2013 (English)In: 12th NNDR conference, 2013Conference paper, Abstract (Other academic)
Support in school and the transition to further education and/or work – young adults with Asperger’s Disorder and ADHD
Research indicates that students with Asperger’s Disorder and ADHD face a number of barriers to participation in school which may affect learning, social relations and the transition to work and/or further education. Individuals with Asperger’s Disorder and ADHD may need support in order to participate in school and to make progress toward graduating from school, in order to qualify to attend and pursue institutes of further education, work and participation in community life.
The objective of the study was to describe and explore young adults’ with Asperger syndrome and ADHD experience of support in school and what they, in retrospect describe as influencing learning.
Interviews have been performed with 13 young adults between the age of 20 to 29 years, diagnosed with Asperger syndrome and Attention-Deficit Hyperactivity Disorder (ADHD) based on DSM-IV and / or ICD-10 that have completed compulsory school.
Results show that the students in the present study stated that they did not receive adequate support during their school time in relation to their perceived difficulties with academic performance, social interaction and emotional wellbeing. Three types of support were identified during the analysis: “academic accommodations”, “social support” and “emotional support”. Despite being evident in the students stories the support was perceived as inappropriate in relation to their individual needs, which in turn together confirmed the theme described as “Support affecting the students’ wellbeing”.
The students’ experience of support in school, based on their current experiences, knowledge and understanding highlights the need for support that target academic performance, social relationships and emotional wellbeing, important for learning in school.
Contribution to the practice/evidence base of occupational therapy
Collaboration between educators, health care and occupational therapy services in school are important for developing and implementing support in school that will promote students learning and participation in school.
Place, publisher, year, edition, pages
Social Sciences Interdisciplinary

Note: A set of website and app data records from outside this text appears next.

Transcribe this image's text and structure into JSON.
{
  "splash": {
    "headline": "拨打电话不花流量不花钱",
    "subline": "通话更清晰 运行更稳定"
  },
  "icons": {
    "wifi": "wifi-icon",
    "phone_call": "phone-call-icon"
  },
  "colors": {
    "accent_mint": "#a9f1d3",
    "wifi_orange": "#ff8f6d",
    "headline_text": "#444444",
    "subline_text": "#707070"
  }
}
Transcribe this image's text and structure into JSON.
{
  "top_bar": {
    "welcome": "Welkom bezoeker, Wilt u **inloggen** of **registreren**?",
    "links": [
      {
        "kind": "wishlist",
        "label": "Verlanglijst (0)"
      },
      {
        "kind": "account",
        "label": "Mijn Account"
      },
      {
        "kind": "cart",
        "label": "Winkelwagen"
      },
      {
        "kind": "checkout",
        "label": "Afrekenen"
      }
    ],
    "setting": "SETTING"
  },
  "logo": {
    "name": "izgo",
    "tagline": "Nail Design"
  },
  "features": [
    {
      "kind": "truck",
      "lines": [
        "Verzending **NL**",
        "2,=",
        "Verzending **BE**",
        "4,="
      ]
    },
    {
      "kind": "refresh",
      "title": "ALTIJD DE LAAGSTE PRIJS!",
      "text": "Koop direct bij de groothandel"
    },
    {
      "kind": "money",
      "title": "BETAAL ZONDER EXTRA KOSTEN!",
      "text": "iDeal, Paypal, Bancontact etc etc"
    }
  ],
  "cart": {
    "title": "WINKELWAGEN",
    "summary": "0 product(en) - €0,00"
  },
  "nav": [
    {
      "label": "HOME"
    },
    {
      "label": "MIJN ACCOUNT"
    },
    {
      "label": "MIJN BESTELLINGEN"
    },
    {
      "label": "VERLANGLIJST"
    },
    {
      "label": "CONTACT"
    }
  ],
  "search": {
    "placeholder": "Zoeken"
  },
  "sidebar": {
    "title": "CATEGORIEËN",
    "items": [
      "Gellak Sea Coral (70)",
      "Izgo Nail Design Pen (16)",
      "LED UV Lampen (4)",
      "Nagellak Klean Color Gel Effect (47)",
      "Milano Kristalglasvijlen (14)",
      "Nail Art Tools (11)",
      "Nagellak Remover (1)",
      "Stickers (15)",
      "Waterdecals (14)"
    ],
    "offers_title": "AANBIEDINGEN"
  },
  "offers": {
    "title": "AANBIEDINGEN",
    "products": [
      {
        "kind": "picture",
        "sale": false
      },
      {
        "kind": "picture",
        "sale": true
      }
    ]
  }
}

IdentifiersURN: urn:nbn:se:liu:diva-108077OAI: oai:DiVA.org:liu-108077DiVA: diva2:728948
12th Nordic Network on Disability Research Conference (NNDR), 30-31 May 2013, Turku, Finland